But what does it really mean? If truth be told, not a great deal to the BBC. Yes, some people within the corporation might be feeling ever so slightly betrayed, and rightly so – it’s a difficult time for Auntie, but no more so than it has been in the past, and no more so than it will be in the future. Compared to the woes of say, the David Kelly affair, the process of a departing chairman and the selection of a new one should be a walk in the park. The thorny issue of a the licence fee negotiations shouldn’t really enter into the debate – it will be what it will be, whether Grade is in the building or not. Grade’s major work was in ensuring that there was a charter there to renew, everything else is just detail.
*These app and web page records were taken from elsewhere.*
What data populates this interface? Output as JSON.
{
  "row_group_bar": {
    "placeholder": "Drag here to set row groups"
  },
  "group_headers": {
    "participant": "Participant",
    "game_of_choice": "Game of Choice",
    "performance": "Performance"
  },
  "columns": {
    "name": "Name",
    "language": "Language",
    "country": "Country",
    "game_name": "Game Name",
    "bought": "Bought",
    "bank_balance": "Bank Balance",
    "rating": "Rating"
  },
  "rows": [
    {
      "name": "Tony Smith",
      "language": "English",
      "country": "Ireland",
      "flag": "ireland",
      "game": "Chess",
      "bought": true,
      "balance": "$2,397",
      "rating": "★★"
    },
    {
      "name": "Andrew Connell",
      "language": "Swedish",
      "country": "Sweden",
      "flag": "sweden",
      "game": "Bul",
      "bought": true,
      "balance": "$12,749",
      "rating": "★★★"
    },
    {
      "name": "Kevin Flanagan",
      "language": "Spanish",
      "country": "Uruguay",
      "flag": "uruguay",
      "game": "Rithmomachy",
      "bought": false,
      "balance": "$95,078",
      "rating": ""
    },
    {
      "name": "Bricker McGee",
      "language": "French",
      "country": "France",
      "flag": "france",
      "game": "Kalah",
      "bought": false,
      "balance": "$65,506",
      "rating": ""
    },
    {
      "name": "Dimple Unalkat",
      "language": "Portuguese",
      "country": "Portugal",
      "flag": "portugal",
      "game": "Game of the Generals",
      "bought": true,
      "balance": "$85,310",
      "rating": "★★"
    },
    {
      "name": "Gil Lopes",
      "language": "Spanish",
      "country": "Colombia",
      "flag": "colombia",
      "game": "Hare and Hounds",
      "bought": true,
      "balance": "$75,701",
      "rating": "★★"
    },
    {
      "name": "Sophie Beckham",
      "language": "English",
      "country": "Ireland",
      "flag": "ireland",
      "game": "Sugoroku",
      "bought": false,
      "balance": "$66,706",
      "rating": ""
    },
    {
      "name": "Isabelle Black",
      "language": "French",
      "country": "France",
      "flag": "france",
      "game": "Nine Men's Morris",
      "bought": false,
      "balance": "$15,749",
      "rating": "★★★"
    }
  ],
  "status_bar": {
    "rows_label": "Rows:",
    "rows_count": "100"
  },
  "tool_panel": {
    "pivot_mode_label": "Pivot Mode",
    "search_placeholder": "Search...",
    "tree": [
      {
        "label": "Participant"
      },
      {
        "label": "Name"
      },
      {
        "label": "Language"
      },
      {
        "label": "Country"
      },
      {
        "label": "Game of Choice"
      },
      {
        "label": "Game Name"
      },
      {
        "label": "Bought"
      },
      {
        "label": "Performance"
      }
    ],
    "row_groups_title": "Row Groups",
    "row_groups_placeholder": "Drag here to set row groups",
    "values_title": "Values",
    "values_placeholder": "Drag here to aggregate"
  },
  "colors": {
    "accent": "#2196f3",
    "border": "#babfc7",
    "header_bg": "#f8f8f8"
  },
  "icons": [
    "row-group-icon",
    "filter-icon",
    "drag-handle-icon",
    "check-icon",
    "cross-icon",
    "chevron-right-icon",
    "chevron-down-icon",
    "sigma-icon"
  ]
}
Of course, there will be speculation until the hammer falls whether Grade is jumping ship before the government announce that the BBC has effectively lost the battle and is awarded an inflation only (or worse, a lower than inflation) licence fee rise. Until then, that’s all it will be – speculation. Yes, the BBC is still losing a very valued and popular chairman, but Grade is not irreplaceable, and with the changes happening to the role with the advent of the BBC Trust, he would have gone next year anyway… Probably.
And for ITV, the news can only be good. Grade’s appointment as Executive Chairman will hold the circling vultures from the City off long enough to give him time to turn things around. And with Grade taking the Chairman’s position, succeeding the outgoing Sir Peter Burt, there is still the question of the much-talked about chief executive’s position, but Grade himself has told The Guardian:
“The nominations committee of the board will be dealing with that in due course. I don’t anticipate appointing a chief executive inside two years.”
Grade’s appointment to the executive chair does, of course, negate the need to appoint a new Chief Executive for the immediate future. However, it is understood that Grade’s deal with ITV is for around three years, after which a new chief executive will need to be installed. In the meantime, John Cresswell, who has been serving as acting chief exec since Charles Allen’s much publicised departure, will be staying on in the position of Chief Operating Officer.
Whenever a chief executive is appointed, it is expected that Grade’s position will become non-executive at this point. For now, ITV has a powerful figure in the office who understands the business of programme making, something that ITV has forgotten over the last few years. Whether his business acumen is enough to win through in other areas for the company remains to be seen.
It does seem somewhat fitting that in the company’s hour of need, part of the dynasty that contributed to making ITV great in the first place might just be the answer to its prayers…